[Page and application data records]

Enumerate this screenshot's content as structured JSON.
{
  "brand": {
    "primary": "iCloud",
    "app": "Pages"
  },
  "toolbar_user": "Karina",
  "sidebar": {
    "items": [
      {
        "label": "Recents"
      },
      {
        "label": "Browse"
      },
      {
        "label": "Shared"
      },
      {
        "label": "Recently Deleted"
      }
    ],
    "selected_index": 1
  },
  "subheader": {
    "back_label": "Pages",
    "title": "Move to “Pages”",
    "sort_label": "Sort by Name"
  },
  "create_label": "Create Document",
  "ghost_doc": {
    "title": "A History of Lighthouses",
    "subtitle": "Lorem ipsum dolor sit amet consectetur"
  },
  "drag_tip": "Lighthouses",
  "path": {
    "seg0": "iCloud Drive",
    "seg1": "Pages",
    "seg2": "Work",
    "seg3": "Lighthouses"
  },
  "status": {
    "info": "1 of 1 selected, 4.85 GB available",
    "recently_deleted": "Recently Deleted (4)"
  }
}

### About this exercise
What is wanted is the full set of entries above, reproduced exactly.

### Exercise solution
Enumerate this screenshot's content as structured JSON.
{
  "brand": {
    "primary": "iCloud",
    "app": "Pages"
  },
  "toolbar_user": "Karina",
  "sidebar": {
    "items": [
      {
        "label": "Recents"
      },
      {
        "label": "Browse"
      },
      {
        "label": "Shared"
      },
      {
        "label": "Recently Deleted"
      }
    ],
    "selected_index": 1
  },
  "subheader": {
    "back_label": "Pages",
    "title": "Move to “Pages”",
    "sort_label": "Sort by Name"
  },
  "create_label": "Create Document",
  "ghost_doc": {
    "title": "A History of Lighthouses",
    "subtitle": "Lorem ipsum dolor sit amet consectetur"
  },
  "drag_tip": "Lighthouses",
  "path": {
    "seg0": "iCloud Drive",
    "seg1": "Pages",
    "seg2": "Work",
    "seg3": "Lighthouses"
  },
  "status": {
    "info": "1 of 1 selected, 4.85 GB available",
    "recently_deleted": "Recently Deleted (4)"
  }
}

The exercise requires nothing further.